Geoscientists from the Lawrence Berkeley, Sandia and Los Alamos National Laboratories are carrying out modelling and laboratory work to supplement the field test. The Berkeley team is simulating the field test in a scaled-down laboratory set-up to look at changes in the materials over a year and a half, compared with five- and 15- to 20-year periods in the field, with a focus on understanding possible losses in bentonite's ability to swell.
Teams at Sandia will analyse bentonite samples sent from the Berkeley experiment and unheated samples from the Swiss test site to investigate heat-induced changes to the material's mineralogy and its ability to swell.
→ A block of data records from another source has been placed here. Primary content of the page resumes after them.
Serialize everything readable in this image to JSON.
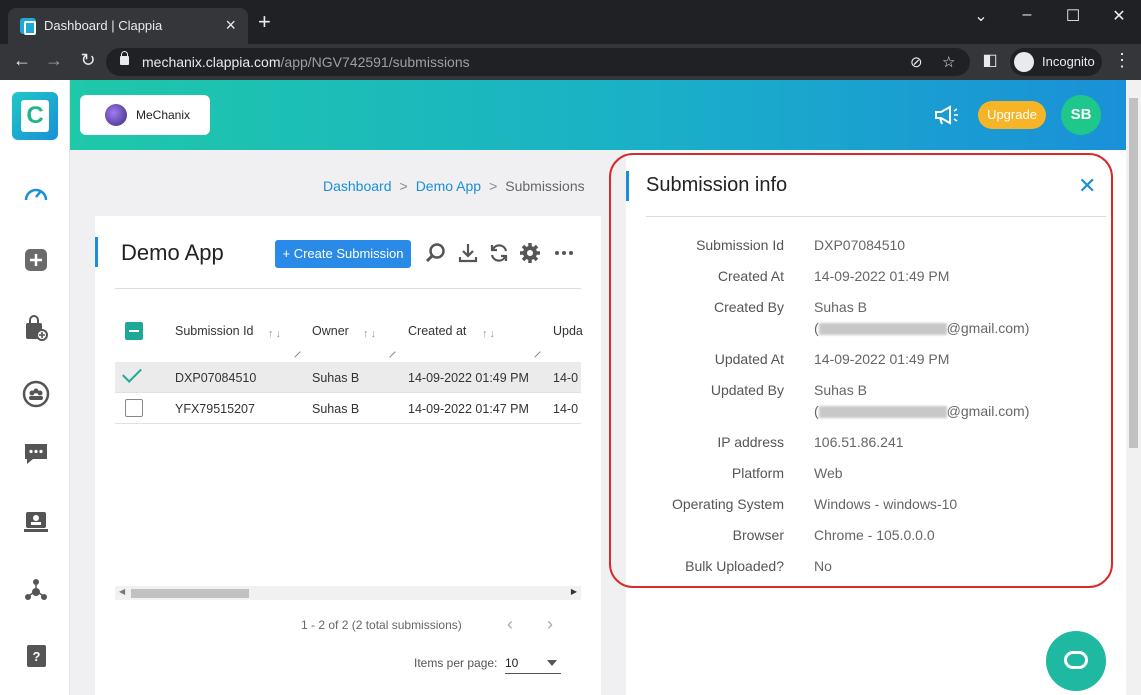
{
  "browser": {
    "tab_title": "Dashboard | Clappia",
    "url_domain": "mechanix.clappia.com",
    "url_path": "/app/NGV742591/submissions",
    "incognito_label": "Incognito"
  },
  "header": {
    "brand_name": "MeChanix",
    "upgrade_label": "Upgrade",
    "avatar_initials": "SB"
  },
  "breadcrumb": [
    "Dashboard",
    "Demo App",
    "Submissions"
  ],
  "app": {
    "title": "Demo App",
    "create_label": "+ Create Submission",
    "columns": [
      "Submission Id",
      "Owner",
      "Created at",
      "Upda"
    ],
    "rows": [
      {
        "id": "DXP07084510",
        "owner": "Suhas B",
        "created": "14-09-2022 01:49 PM",
        "updated": "14-0"
      },
      {
        "id": "YFX79515207",
        "owner": "Suhas B",
        "created": "14-09-2022 01:47 PM",
        "updated": "14-0"
      }
    ],
    "pagination": "1 - 2 of 2 (2 total submissions)",
    "items_per_page_label": "Items per page:",
    "items_per_page_value": "10"
  },
  "panel": {
    "title": "Submission info",
    "fields": [
      {
        "label": "Submission Id",
        "value": "DXP07084510"
      },
      {
        "label": "Created At",
        "value": "14-09-2022 01:49 PM"
      },
      {
        "label": "Created By",
        "value": "Suhas B",
        "email_suffix": "@gmail.com"
      },
      {
        "label": "Updated At",
        "value": "14-09-2022 01:49 PM"
      },
      {
        "label": "Updated By",
        "value": "Suhas B",
        "email_suffix": "@gmail.com"
      },
      {
        "label": "IP address",
        "value": "106.51.86.241"
      },
      {
        "label": "Platform",
        "value": "Web"
      },
      {
        "label": "Operating System",
        "value": "Windows - windows-10"
      },
      {
        "label": "Browser",
        "value": "Chrome - 105.0.0.0"
      },
      {
        "label": "Bulk Uploaded?",
        "value": "No"
      }
    ]
  },
  "colors": {
    "accent": "#1a8fd8",
    "teal": "#1fa898",
    "upgrade": "#f5b526",
    "highlight": "#d92a2a"
  },
  "icons": [
    "search-icon",
    "download-icon",
    "refresh-icon",
    "settings-icon",
    "more-icon",
    "megaphone-icon",
    "close-icon",
    "chat-icon"
  ]
}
At Los Alamos, studies are focusing on how a mixture of bentonite and other engineered barrier materials respond to heating, as well as testing the host rock the canisters may be buried within to see how the overall combination of materials responds at temperatures up to 300°C.
Verifying that the bentonite buffer is able to retain much of its protective function at much higher temperatures than previously considered would allow tighter spacing of canisters placed inside underground repositories, reducing the size of their overall footprint, according to Berkeley lead scientist LianGe Zheng.
"It's important to analyse a range of conditions such as possible host rock materials like the granite, clay rocks, and so on, to inform decisions about the most suitable underground location for these nuclear repositories," Zheng said.